Content starts

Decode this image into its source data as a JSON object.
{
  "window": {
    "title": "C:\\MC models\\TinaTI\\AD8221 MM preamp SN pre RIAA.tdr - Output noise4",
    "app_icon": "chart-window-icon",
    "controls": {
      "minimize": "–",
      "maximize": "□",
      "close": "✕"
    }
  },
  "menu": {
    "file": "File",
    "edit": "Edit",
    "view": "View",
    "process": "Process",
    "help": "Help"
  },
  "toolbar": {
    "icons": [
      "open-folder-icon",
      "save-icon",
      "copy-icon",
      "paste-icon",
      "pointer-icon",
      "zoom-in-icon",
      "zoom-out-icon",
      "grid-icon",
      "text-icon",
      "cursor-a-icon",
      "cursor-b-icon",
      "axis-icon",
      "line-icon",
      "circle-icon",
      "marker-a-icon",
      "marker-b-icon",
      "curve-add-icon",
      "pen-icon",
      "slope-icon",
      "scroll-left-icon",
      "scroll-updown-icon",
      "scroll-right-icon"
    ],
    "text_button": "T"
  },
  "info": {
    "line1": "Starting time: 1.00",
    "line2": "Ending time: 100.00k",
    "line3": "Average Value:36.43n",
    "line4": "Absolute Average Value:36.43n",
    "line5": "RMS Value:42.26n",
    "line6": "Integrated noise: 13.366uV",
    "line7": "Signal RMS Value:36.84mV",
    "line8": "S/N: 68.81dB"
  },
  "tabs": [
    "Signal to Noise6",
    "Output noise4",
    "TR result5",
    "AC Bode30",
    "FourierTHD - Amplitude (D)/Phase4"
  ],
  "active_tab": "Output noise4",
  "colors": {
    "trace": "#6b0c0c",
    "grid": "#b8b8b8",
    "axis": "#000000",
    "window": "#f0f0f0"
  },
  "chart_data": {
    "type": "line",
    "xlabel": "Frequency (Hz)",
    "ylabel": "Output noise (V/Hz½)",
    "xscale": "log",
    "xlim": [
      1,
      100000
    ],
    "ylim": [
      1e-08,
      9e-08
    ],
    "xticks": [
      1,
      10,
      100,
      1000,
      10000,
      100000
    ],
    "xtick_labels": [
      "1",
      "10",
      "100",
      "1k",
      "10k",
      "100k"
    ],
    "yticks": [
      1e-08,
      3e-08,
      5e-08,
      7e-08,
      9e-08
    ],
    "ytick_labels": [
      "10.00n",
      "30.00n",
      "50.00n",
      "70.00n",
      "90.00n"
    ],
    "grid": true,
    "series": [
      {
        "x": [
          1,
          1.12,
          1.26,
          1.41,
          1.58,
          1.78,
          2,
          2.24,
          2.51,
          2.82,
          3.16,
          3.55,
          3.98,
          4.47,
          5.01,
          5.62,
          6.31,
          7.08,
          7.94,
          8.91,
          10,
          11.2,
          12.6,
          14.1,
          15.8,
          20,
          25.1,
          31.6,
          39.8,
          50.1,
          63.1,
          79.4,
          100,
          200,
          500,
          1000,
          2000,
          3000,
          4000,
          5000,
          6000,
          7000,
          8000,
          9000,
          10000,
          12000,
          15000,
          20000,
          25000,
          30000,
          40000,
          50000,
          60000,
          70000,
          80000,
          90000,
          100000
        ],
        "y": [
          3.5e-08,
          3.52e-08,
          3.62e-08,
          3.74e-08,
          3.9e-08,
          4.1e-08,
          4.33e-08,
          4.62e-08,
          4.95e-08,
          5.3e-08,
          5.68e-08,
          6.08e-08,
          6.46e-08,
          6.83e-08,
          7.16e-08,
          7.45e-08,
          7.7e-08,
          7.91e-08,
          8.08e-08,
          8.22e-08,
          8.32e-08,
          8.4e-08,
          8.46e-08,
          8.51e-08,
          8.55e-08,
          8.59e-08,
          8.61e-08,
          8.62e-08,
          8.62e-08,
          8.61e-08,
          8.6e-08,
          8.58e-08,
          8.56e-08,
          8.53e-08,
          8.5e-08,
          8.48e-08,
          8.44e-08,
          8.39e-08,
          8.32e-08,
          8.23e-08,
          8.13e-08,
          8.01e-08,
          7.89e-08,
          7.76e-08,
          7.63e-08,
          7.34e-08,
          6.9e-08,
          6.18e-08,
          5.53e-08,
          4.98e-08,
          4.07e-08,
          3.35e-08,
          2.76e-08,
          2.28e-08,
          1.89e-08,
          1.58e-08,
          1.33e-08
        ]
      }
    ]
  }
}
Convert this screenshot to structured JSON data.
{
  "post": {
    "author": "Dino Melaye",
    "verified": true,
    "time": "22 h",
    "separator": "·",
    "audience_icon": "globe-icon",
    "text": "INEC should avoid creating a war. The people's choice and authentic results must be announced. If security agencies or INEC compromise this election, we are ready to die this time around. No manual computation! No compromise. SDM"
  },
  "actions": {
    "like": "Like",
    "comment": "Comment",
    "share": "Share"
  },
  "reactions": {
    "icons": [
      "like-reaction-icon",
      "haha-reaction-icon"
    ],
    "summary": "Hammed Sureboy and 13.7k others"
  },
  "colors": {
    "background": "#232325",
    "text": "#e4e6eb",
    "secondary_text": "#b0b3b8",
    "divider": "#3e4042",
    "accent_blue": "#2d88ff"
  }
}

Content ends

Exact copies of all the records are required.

Completed task:
Decode this image into its source data as a JSON object.
{
  "window": {
    "title": "C:\\MC models\\TinaTI\\AD8221 MM preamp SN pre RIAA.tdr - Output noise4",
    "app_icon": "chart-window-icon",
    "controls": {
      "minimize": "–",
      "maximize": "□",
      "close": "✕"
    }
  },
  "menu": {
    "file": "File",
    "edit": "Edit",
    "view": "View",
    "process": "Process",
    "help": "Help"
  },
  "toolbar": {
    "icons": [
      "open-folder-icon",
      "save-icon",
      "copy-icon",
      "paste-icon",
      "pointer-icon",
      "zoom-in-icon",
      "zoom-out-icon",
      "grid-icon",
      "text-icon",
      "cursor-a-icon",
      "cursor-b-icon",
      "axis-icon",
      "line-icon",
      "circle-icon",
      "marker-a-icon",
      "marker-b-icon",
      "curve-add-icon",
      "pen-icon",
      "slope-icon",
      "scroll-left-icon",
      "scroll-updown-icon",
      "scroll-right-icon"
    ],
    "text_button": "T"
  },
  "info": {
    "line1": "Starting time: 1.00",
    "line2": "Ending time: 100.00k",
    "line3": "Average Value:36.43n",
    "line4": "Absolute Average Value:36.43n",
    "line5": "RMS Value:42.26n",
    "line6": "Integrated noise: 13.366uV",
    "line7": "Signal RMS Value:36.84mV",
    "line8": "S/N: 68.81dB"
  },
  "tabs": [
    "Signal to Noise6",
    "Output noise4",
    "TR result5",
    "AC Bode30",
    "FourierTHD - Amplitude (D)/Phase4"
  ],
  "active_tab": "Output noise4",
  "colors": {
    "trace": "#6b0c0c",
    "grid": "#b8b8b8",
    "axis": "#000000",
    "window": "#f0f0f0"
  },
  "chart_data": {
    "type": "line",
    "xlabel": "Frequency (Hz)",
    "ylabel": "Output noise (V/Hz½)",
    "xscale": "log",
    "xlim": [
      1,
      100000
    ],
    "ylim": [
      1e-08,
      9e-08
    ],
    "xticks": [
      1,
      10,
      100,
      1000,
      10000,
      100000
    ],
    "xtick_labels": [
      "1",
      "10",
      "100",
      "1k",
      "10k",
      "100k"
    ],
    "yticks": [
      1e-08,
      3e-08,
      5e-08,
      7e-08,
      9e-08
    ],
    "ytick_labels": [
      "10.00n",
      "30.00n",
      "50.00n",
      "70.00n",
      "90.00n"
    ],
    "grid": true,
    "series": [
      {
        "x": [
          1,
          1.12,
          1.26,
          1.41,
          1.58,
          1.78,
          2,
          2.24,
          2.51,
          2.82,
          3.16,
          3.55,
          3.98,
          4.47,
          5.01,
          5.62,
          6.31,
          7.08,
          7.94,
          8.91,
          10,
          11.2,
          12.6,
          14.1,
          15.8,
          20,
          25.1,
          31.6,
          39.8,
          50.1,
          63.1,
          79.4,
          100,
          200,
          500,
          1000,
          2000,
          3000,
          4000,
          5000,
          6000,
          7000,
          8000,
          9000,
          10000,
          12000,
          15000,
          20000,
          25000,
          30000,
          40000,
          50000,
          60000,
          70000,
          80000,
          90000,
          100000
        ],
        "y": [
          3.5e-08,
          3.52e-08,
          3.62e-08,
          3.74e-08,
          3.9e-08,
          4.1e-08,
          4.33e-08,
          4.62e-08,
          4.95e-08,
          5.3e-08,
          5.68e-08,
          6.08e-08,
          6.46e-08,
          6.83e-08,
          7.16e-08,
          7.45e-08,
          7.7e-08,
          7.91e-08,
          8.08e-08,
          8.22e-08,
          8.32e-08,
          8.4e-08,
          8.46e-08,
          8.51e-08,
          8.55e-08,
          8.59e-08,
          8.61e-08,
          8.62e-08,
          8.62e-08,
          8.61e-08,
          8.6e-08,
          8.58e-08,
          8.56e-08,
          8.53e-08,
          8.5e-08,
          8.48e-08,
          8.44e-08,
          8.39e-08,
          8.32e-08,
          8.23e-08,
          8.13e-08,
          8.01e-08,
          7.89e-08,
          7.76e-08,
          7.63e-08,
          7.34e-08,
          6.9e-08,
          6.18e-08,
          5.53e-08,
          4.98e-08,
          4.07e-08,
          3.35e-08,
          2.76e-08,
          2.28e-08,
          1.89e-08,
          1.58e-08,
          1.33e-08
        ]
      }
    ]
  }
}
Convert this screenshot to structured JSON data.
{
  "post": {
    "author": "Dino Melaye",
    "verified": true,
    "time": "22 h",
    "separator": "·",
    "audience_icon": "globe-icon",
    "text": "INEC should avoid creating a war. The people's choice and authentic results must be announced. If security agencies or INEC compromise this election, we are ready to die this time around. No manual computation! No compromise. SDM"
  },
  "actions": {
    "like": "Like",
    "comment": "Comment",
    "share": "Share"
  },
  "reactions": {
    "icons": [
      "like-reaction-icon",
      "haha-reaction-icon"
    ],
    "summary": "Hammed Sureboy and 13.7k others"
  },
  "colors": {
    "background": "#232325",
    "text": "#e4e6eb",
    "secondary_text": "#b0b3b8",
    "divider": "#3e4042",
    "accent_blue": "#2d88ff"
  }
}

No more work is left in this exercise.